Reforming and abolishing mandatory minimum drug sentencing laws lowers prison populations, saves taxpayers money, helps offenders get the rehabilitation they need, and doesn't increase crime.
Nearly 40 years after tough new drug laws led to an explosion in prison populations, New York state has dramatically reversed course, chalking up a 62 percent drop in people serving time for drug crimes today compared with 2000, according to a Poughkeepsie Journal analysis.
The steep decline — driven, experts said, by shifting attitudes toward drug offenders and lower crime — means that nearly 16,000 fewer minorities serve state time today than in 2000, groups that were hardest hit by the so-called war on drugs. Overall, the prison population declined 22 percent. ...
Similarly, the rolls of city jails dropped 16 percent since 2000, while county lockups statewide had a 15 percent hike, statistics show.
The decline in drug convicts means more of the type of inmate for which penitentiaries were constructed: violent offenders.
Today, the No. 1 most serious crime of sentenced inmates is second-degree murder, with just over 8,000 convicts — about the same as in 2000.
In 2000, the most common top crime for which inmates were incarcerated was third-degree criminal sale of a controlled substance — with almost 10,000 people sentenced. That's now down to about 3,000.That's a message the whole country is starting to tune into, and the federal government shouldn't be the last to hop on this train.
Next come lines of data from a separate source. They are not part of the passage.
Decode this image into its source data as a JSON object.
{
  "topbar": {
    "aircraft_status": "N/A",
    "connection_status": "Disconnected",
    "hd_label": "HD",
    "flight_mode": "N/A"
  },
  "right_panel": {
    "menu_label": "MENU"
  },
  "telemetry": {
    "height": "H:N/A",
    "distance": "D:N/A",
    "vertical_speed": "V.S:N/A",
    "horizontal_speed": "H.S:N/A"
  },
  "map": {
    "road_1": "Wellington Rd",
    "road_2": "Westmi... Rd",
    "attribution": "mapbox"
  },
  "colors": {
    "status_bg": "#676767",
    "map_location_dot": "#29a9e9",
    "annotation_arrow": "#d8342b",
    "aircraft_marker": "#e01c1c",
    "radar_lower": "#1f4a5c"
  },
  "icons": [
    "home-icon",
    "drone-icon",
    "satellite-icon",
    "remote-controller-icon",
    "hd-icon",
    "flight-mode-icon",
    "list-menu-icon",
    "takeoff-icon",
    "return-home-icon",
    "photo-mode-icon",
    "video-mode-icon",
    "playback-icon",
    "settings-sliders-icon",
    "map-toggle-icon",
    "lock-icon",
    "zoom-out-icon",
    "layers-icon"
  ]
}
"I would argue that the right people are being sentenced to prison," said Brian Fischer, New York state's prison commissioner. "Was prison the best alternative for drug abusers? Clearly it was not."